The secretary-general/registrar observed that the council felt it necessary to maintain high standards in the profession, adding that this was why every two years, it organised workshops to ensure that the examiners saddled with conducting professional examinations had relevant, updated knowledge in line with global best practices. In response, the Delta Health Commissioner decried the high rate of migration of Nigerian nurses to developed countries, saying that this must be urgently looked into with a view to curbing the threat posed to the country’s health system. He said: “We have a situation where human resource experts, trained and skilled at great cost to the nation, are lost to our health systems by migration to already developed countries. This is worrisome to stakeholders in the health sector and we welcome practical suggestions to solve this problem.” Dr. Ononye commended the council for the good job it had been doing through its rigorous training programmes for nursing students and professionals, saying that this accounted for the competence displayed by Nigerian nurses within and outside the country.
Over time, Nigeria has witnessed increased migration of nurses to developed nations due to push factors such as low remuneration, poor governmental policies, poor working conditions, and pull factors such as good working conditions and better pay, which are offered by developed countries.

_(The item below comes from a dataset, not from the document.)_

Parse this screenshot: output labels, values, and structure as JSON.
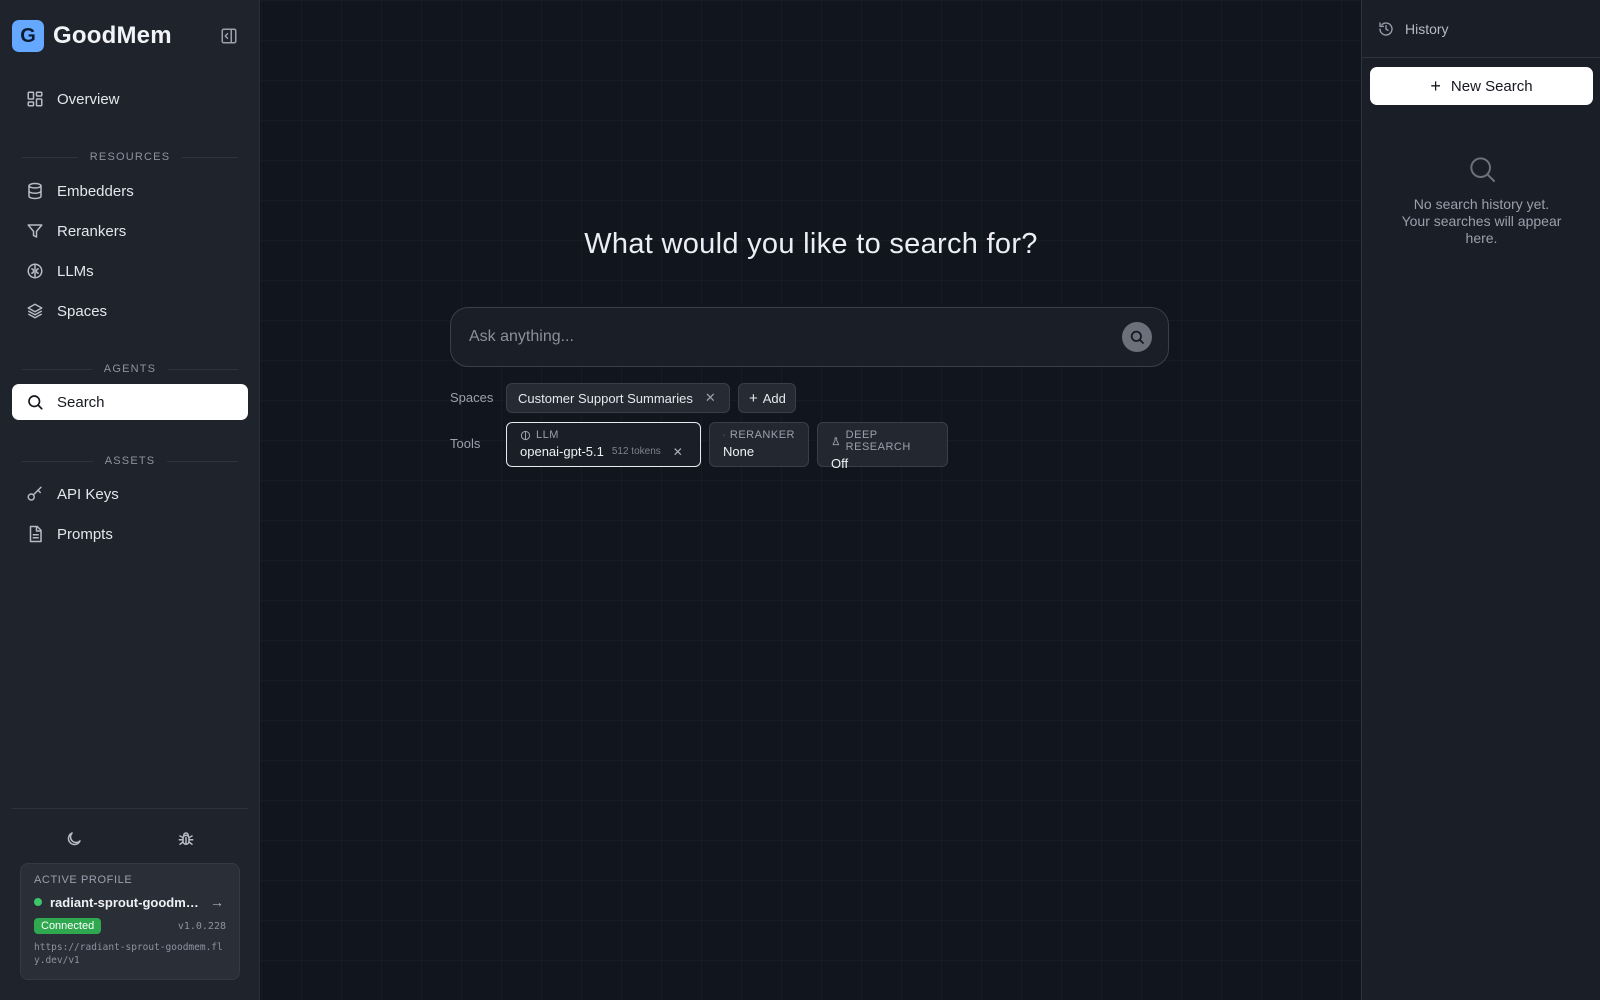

To say the very least, it is appalling that in a country under-staffed by health workers, the few available workers are being mopped up by the governments of foreign countries. While, for such workers, that upward mobility may bring greater financial rewards and job satisfaction, it remains a fact that Nigeria, which facilitated their training, inevitably ends up on the losing side. Only recently, the Saudi Arabian government conducted a recruitment exercise for resident doctors and consultants in the country. The incident, which took place at the Federal Capital Territory (FCT), Abuja, bore eloquent testimony to Nigeria’s serial failures as a state. If doctors, and now nurses, are leaving Nigeria in droves, that can only render the country’s rather wretched health sector further prostrate and impoverished, as it were. There is hardly any professional training that is not subsidised in one way or the other in the country, and the fact that nurses are exiting Nigeria in droves means that Nigeria and Nigerians are not benefiting from the investment in them.
It cannot but be disturbing news that Nigeria is losing its medical investment to other countries. In simple terms, this means that its future is imperiled: no nation develops without critical human power. The constant haemorrhage of human resources in the health sector bodes ill for the country. Since the mass exodus of nurses and other healthcare workers would not happen if good working conditions were in place, it becomes highly expedient that the system should be restructured in such a way that they are encouraged to stay in the country and give their best to the populace. Unless and until the ravages in the sector are addressed, the mass exodus that the establishment apparently frowns on will continue without let. In any case, the government has become rather notorious for its obnoxiously poor handling of crisis in the sector. Rather than adopting a conciliatory tone and seeking to foster a harmonious relationship with health workers, officials of the Muhammadu Buhari-led government, including the Minister of Labour, have been known to address them disparagingly, thus enabling prolonged strikes. This, we dare say, cannot help the situation in the sector.